Streets of Campustown filled with students for “801 day”


People stand out on balconies looking over Campustown celebrating the Saturday before classes.

Katherine Kealey, Editor in Chief

Ryan Wendl, age 19, is one of many people who traveled from other cities to Ames to celebrate the Saturday before school starts at Iowa State known as “801 day.” 

Wendl is from Carroll, Iowa, and he does not go to Iowa State. He and his friends came to Ames equipped with cooler backpacks to carry their beverages. On “801 day,” students typically drink alcohol and party starting at 8:01 a.m. and lasting until 2 a.m. the Sunday before classes. 

“It was a late start…” Wendl said. “My alarm went off at 6:30 but I just kept declininglike snooze. And then it was 8:10, and I was behind, so I just started pounding them down.”

Wendl said he and his friends planned to party all day and hit the bars at night. 

Es Tas Bar and Grill opened at 11 a.m. Saturday. General manager Ben Kooker participated in 801 while he attended Iowa State, but now that he has graduated, he is working instead. The restaurant is offering food and drink specials all Saturday long.

“We got a lot of staff, and we are 21 plus all day,” Kooker said. “We are just kind of loading up on lime, hot sauce and beer, stuff like that to get ready for the day.”

Even with increased fines for nuisance party infractions, by 10 a.m. the streets of Campustown were crowded with hundreds of students. Fines for first-time offenses increased from $100 to $650 after the Ames City Council received multiple complaints from Ames residents according to reporting from the Iowa State Daily.

After waking up at 7 a.m., Max Sutcliffe, a senior studying software engineering, began celebrating at 8:01 a.m. with a Busch Light and breakfast. He was joined by a group of friends walking the streets of Campustown toward a house party. 

Sofia Stumpf, a senior studying biology, woke up at 5:50 a.m. to cook the food. She said even though they do not have many pots and pans in their house, they still served an egg bake, bacon, muffins and a breakfast pizza. 

Sutcliffe, age 21, said he is still worried about the increased fines for tickets. 

“The Ames local government is subsidizing police officers and towing truck companies just to screw over all the people who are paying for it and the students just for celebrating a tradition of Iowa State,” Sutcliffe said. “So I am upset about it a little bit to say the least.” 

Police officers from the city of Ames and Iowa State patrolling the streets during the “801 day” celebration. Jacob Rice/Iowa State Daily

The city has contracts with a towing company to set a standard fee to remove vehicles illegally parked on public property, said Susan Gwiasda, public information officer for the city of Ames.

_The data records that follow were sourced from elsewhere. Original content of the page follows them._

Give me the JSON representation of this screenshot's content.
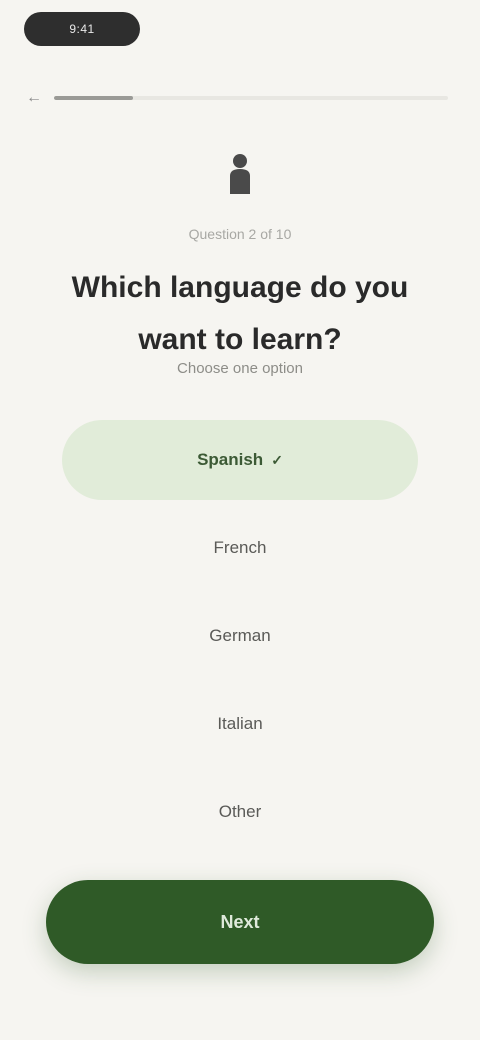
{
  "status": {
    "time": "9:41"
  },
  "progress": {
    "back_icon": "arrow-left-icon",
    "value": 0.2
  },
  "header": {
    "icon": "person-icon",
    "step_label": "Question 2 of 10",
    "question": "Which language do you want to learn?",
    "hint": "Choose one option"
  },
  "options": [
    {
      "label": "Spanish",
      "selected": true
    },
    {
      "label": "French",
      "selected": false
    },
    {
      "label": "German",
      "selected": false
    },
    {
      "label": "Italian",
      "selected": false
    },
    {
      "label": "Other",
      "selected": false
    }
  ],
  "cta": {
    "label": "Next"
  },
  "colors": {
    "background": "#f6f5f1",
    "accent": "#2f5a27",
    "selected_bg": "#e1ecd9"
  }
}
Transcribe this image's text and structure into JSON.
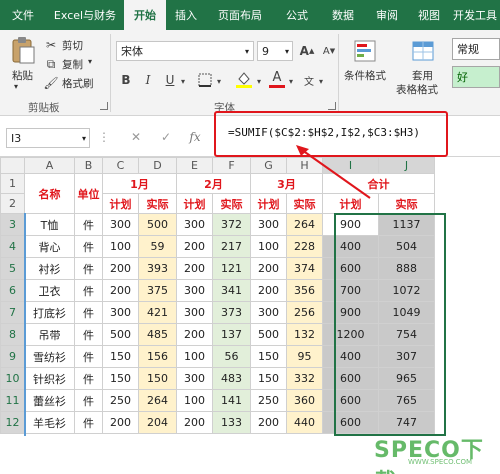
{
  "tabs": [
    "文件",
    "Excel与财务",
    "开始",
    "插入",
    "页面布局",
    "公式",
    "数据",
    "审阅",
    "视图",
    "开发工具"
  ],
  "active_tab": "开始",
  "ribbon": {
    "paste": "粘贴",
    "cut": "剪切",
    "copy": "复制",
    "format_painter": "格式刷",
    "clipboard_group": "剪贴板",
    "font_name": "宋体",
    "font_size": "9",
    "font_group": "字体",
    "bold": "B",
    "italic": "I",
    "underline": "U",
    "font_color_letter": "A",
    "cond_format": "条件格式",
    "apply_table": "套用",
    "table_format": "表格格式",
    "style_normal": "常规",
    "style_good": "好",
    "accent_colors": {
      "font_color_bar": "#e0161c",
      "fill_bar": "#ffff00"
    }
  },
  "formula_bar": {
    "name_box": "I3",
    "fx": "fx",
    "formula": "=SUMIF($C$2:$H$2,I$2,$C3:$H3)"
  },
  "sheet": {
    "columns": [
      "A",
      "B",
      "C",
      "D",
      "E",
      "F",
      "G",
      "H",
      "I",
      "J"
    ],
    "row_numbers": [
      "1",
      "2",
      "3",
      "4",
      "5",
      "6",
      "7",
      "8",
      "9",
      "10",
      "11",
      "12"
    ],
    "header": {
      "name": "名称",
      "unit": "单位",
      "month1": "1月",
      "month2": "2月",
      "month3": "3月",
      "total": "合计",
      "plan": "计划",
      "actual": "实际"
    },
    "rows": [
      {
        "name": "T恤",
        "unit": "件",
        "v": [
          "300",
          "500",
          "300",
          "372",
          "300",
          "264"
        ],
        "sum_plan": "900",
        "sum_actual": "1137"
      },
      {
        "name": "背心",
        "unit": "件",
        "v": [
          "100",
          "59",
          "200",
          "217",
          "100",
          "228"
        ],
        "sum_plan": "400",
        "sum_actual": "504"
      },
      {
        "name": "衬衫",
        "unit": "件",
        "v": [
          "200",
          "393",
          "200",
          "121",
          "200",
          "374"
        ],
        "sum_plan": "600",
        "sum_actual": "888"
      },
      {
        "name": "卫衣",
        "unit": "件",
        "v": [
          "200",
          "375",
          "300",
          "341",
          "200",
          "356"
        ],
        "sum_plan": "700",
        "sum_actual": "1072"
      },
      {
        "name": "打底衫",
        "unit": "件",
        "v": [
          "300",
          "421",
          "300",
          "373",
          "300",
          "256"
        ],
        "sum_plan": "900",
        "sum_actual": "1049"
      },
      {
        "name": "吊带",
        "unit": "件",
        "v": [
          "500",
          "485",
          "200",
          "137",
          "500",
          "132"
        ],
        "sum_plan": "1200",
        "sum_actual": "754"
      },
      {
        "name": "雪纺衫",
        "unit": "件",
        "v": [
          "150",
          "156",
          "100",
          "56",
          "150",
          "95"
        ],
        "sum_plan": "400",
        "sum_actual": "307"
      },
      {
        "name": "针织衫",
        "unit": "件",
        "v": [
          "150",
          "150",
          "300",
          "483",
          "150",
          "332"
        ],
        "sum_plan": "600",
        "sum_actual": "965"
      },
      {
        "name": "蕾丝衫",
        "unit": "件",
        "v": [
          "250",
          "264",
          "100",
          "141",
          "250",
          "360"
        ],
        "sum_plan": "600",
        "sum_actual": "765"
      },
      {
        "name": "羊毛衫",
        "unit": "件",
        "v": [
          "200",
          "204",
          "200",
          "133",
          "200",
          "440"
        ],
        "sum_plan": "600",
        "sum_actual": "747"
      }
    ]
  },
  "watermark": {
    "main": "SPECO下载",
    "sub": "WWW.SPECO.COM"
  }
}
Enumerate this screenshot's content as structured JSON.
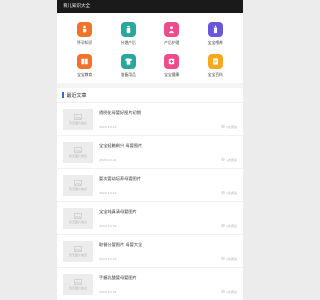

“We don’t make money off tows, we don’t want to tow vehicles, and we only tow in situations where there is a public safety concern (in this case – emergency vehicle access. In the winter, we tow to completely clear snow routes),” Gwiasda stated in an email response to the Daily. “Having a tow contract ensures a consistent price to the vehicle owner, a standard process for retrieving vehicles, and we work with one business. We don’t subsidize the private tow company nor receive any revenue from the process.”

It costs approximately $70 to pay for a towing fee. The city may also issue $15 parking tickets for illegally parked vehicles. 

“I know some of the bigger parties there can be problems but some of the smaller parties, what is the harm that is really coming to the public in general,” Stumpf said. “I think it is very interesting that they really want to crack down on all of those.”

Iowa State University offered Welcome Weekend with alternative activities for students to participate in on Saturday and Friday. Students can use their student IDs to access free admission to the Furman Aquatic Center, and the university also provided free food. All six students interviewed said they did not know what Iowa State Welcome Weekend was. 

Kayden Kauzlarich is a junior majoring in business and advertising and works for a Campustown apartment. He helped students move in on Saturday. Kauzlarich said he saw cars being towed from St. John’s Episcopal Church.

“Last year I got started at 9; I don’t need to be drinking at 8 so I just start whenever I get up,” Kauzlarich said. “Unfortunately, this year has a little bit of a late start.”

David Pino III is a University of Iowa student who decided to come to Ames for the Saturday before school celebration. He woke up at 6:45 a.m. and was drinking by 7:30 a.m. with a Busch Light for breakfast. Pino also hit the town with a cooler backpack loaded with a 12-pack. 

“We smacked the twisted bag a little bit too,” Pino said. “Breakfast is for not-champions.”

Ethan Rude is a freshman studying construction engineering. He moved to campus Tuesday and heard about 801 before coming to Iowa State. Rude took part in the first day of Destination Iowa State but said he was not sure if he would stop by any campus events on Saturday. 

“I think it is looking a lot like what I thought it would be,” Rude said. “I think it will pick up even more later on.”

Reporting contributed by Amber Mohmand.